• **Task brief**: What is needed is an exact printout of all the data.

Excerpts from a dataset:

------------------------------------------------

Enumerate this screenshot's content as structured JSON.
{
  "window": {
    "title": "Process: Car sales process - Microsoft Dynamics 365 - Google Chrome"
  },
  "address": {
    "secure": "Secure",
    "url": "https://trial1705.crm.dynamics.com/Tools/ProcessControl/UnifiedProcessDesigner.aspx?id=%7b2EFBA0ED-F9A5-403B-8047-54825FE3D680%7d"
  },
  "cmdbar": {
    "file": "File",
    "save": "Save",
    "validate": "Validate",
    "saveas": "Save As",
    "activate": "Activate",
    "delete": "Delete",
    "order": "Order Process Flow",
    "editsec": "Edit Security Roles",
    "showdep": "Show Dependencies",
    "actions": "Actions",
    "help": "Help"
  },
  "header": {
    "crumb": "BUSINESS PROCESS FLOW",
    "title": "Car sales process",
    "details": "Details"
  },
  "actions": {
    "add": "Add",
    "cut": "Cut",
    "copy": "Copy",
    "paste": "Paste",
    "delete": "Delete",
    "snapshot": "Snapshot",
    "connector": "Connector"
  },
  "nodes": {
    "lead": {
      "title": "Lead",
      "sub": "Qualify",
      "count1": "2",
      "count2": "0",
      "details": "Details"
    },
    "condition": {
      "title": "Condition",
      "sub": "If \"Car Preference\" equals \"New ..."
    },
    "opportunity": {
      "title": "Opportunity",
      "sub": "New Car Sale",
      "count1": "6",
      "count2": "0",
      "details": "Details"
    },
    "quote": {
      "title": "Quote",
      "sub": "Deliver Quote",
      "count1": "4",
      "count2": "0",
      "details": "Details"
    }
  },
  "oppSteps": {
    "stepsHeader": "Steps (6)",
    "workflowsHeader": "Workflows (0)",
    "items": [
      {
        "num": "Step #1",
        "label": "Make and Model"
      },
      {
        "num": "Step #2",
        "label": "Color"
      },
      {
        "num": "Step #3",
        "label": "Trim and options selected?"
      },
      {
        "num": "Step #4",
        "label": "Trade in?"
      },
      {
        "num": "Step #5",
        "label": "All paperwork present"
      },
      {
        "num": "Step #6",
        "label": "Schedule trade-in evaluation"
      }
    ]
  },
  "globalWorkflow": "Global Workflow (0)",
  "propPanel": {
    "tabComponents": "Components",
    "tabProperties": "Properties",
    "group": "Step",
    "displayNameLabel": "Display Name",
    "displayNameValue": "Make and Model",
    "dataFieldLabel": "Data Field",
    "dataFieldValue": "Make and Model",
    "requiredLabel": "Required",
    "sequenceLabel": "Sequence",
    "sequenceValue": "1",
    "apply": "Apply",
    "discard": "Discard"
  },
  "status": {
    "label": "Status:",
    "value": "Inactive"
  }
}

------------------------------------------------

• **Solution to this task**:
Enumerate this screenshot's content as structured JSON.
{
  "window": {
    "title": "Process: Car sales process - Microsoft Dynamics 365 - Google Chrome"
  },
  "address": {
    "secure": "Secure",
    "url": "https://trial1705.crm.dynamics.com/Tools/ProcessControl/UnifiedProcessDesigner.aspx?id=%7b2EFBA0ED-F9A5-403B-8047-54825FE3D680%7d"
  },
  "cmdbar": {
    "file": "File",
    "save": "Save",
    "validate": "Validate",
    "saveas": "Save As",
    "activate": "Activate",
    "delete": "Delete",
    "order": "Order Process Flow",
    "editsec": "Edit Security Roles",
    "showdep": "Show Dependencies",
    "actions": "Actions",
    "help": "Help"
  },
  "header": {
    "crumb": "BUSINESS PROCESS FLOW",
    "title": "Car sales process",
    "details": "Details"
  },
  "actions": {
    "add": "Add",
    "cut": "Cut",
    "copy": "Copy",
    "paste": "Paste",
    "delete": "Delete",
    "snapshot": "Snapshot",
    "connector": "Connector"
  },
  "nodes": {
    "lead": {
      "title": "Lead",
      "sub": "Qualify",
      "count1": "2",
      "count2": "0",
      "details": "Details"
    },
    "condition": {
      "title": "Condition",
      "sub": "If \"Car Preference\" equals \"New ..."
    },
    "opportunity": {
      "title": "Opportunity",
      "sub": "New Car Sale",
      "count1": "6",
      "count2": "0",
      "details": "Details"
    },
    "quote": {
      "title": "Quote",
      "sub": "Deliver Quote",
      "count1": "4",
      "count2": "0",
      "details": "Details"
    }
  },
  "oppSteps": {
    "stepsHeader": "Steps (6)",
    "workflowsHeader": "Workflows (0)",
    "items": [
      {
        "num": "Step #1",
        "label": "Make and Model"
      },
      {
        "num": "Step #2",
        "label": "Color"
      },
      {
        "num": "Step #3",
        "label": "Trim and options selected?"
      },
      {
        "num": "Step #4",
        "label": "Trade in?"
      },
      {
        "num": "Step #5",
        "label": "All paperwork present"
      },
      {
        "num": "Step #6",
        "label": "Schedule trade-in evaluation"
      }
    ]
  },
  "globalWorkflow": "Global Workflow (0)",
  "propPanel": {
    "tabComponents": "Components",
    "tabProperties": "Properties",
    "group": "Step",
    "displayNameLabel": "Display Name",
    "displayNameValue": "Make and Model",
    "dataFieldLabel": "Data Field",
    "dataFieldValue": "Make and Model",
    "requiredLabel": "Required",
    "sequenceLabel": "Sequence",
    "sequenceValue": "1",
    "apply": "Apply",
    "discard": "Discard"
  },
  "status": {
    "label": "Status:",
    "value": "Inactive"
  }
}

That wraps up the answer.